-- Opening Marker --

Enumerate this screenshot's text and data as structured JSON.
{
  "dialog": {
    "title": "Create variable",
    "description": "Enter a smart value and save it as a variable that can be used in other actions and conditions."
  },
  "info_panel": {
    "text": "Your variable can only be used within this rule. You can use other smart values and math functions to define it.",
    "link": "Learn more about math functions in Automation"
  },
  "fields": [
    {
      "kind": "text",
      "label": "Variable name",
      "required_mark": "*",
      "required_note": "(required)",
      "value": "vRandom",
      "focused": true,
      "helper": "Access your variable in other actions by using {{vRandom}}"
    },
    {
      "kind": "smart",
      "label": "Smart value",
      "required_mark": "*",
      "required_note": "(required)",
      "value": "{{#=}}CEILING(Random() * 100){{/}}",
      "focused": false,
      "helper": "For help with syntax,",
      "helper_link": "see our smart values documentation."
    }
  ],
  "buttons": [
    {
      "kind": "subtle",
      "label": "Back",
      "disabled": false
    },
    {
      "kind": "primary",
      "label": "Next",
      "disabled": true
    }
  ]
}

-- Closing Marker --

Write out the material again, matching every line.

## Solution for this task
Enumerate this screenshot's text and data as structured JSON.
{
  "dialog": {
    "title": "Create variable",
    "description": "Enter a smart value and save it as a variable that can be used in other actions and conditions."
  },
  "info_panel": {
    "text": "Your variable can only be used within this rule. You can use other smart values and math functions to define it.",
    "link": "Learn more about math functions in Automation"
  },
  "fields": [
    {
      "kind": "text",
      "label": "Variable name",
      "required_mark": "*",
      "required_note": "(required)",
      "value": "vRandom",
      "focused": true,
      "helper": "Access your variable in other actions by using {{vRandom}}"
    },
    {
      "kind": "smart",
      "label": "Smart value",
      "required_mark": "*",
      "required_note": "(required)",
      "value": "{{#=}}CEILING(Random() * 100){{/}}",
      "focused": false,
      "helper": "For help with syntax,",
      "helper_link": "see our smart values documentation."
    }
  ],
  "buttons": [
    {
      "kind": "subtle",
      "label": "Back",
      "disabled": false
    },
    {
      "kind": "primary",
      "label": "Next",
      "disabled": true
    }
  ]
}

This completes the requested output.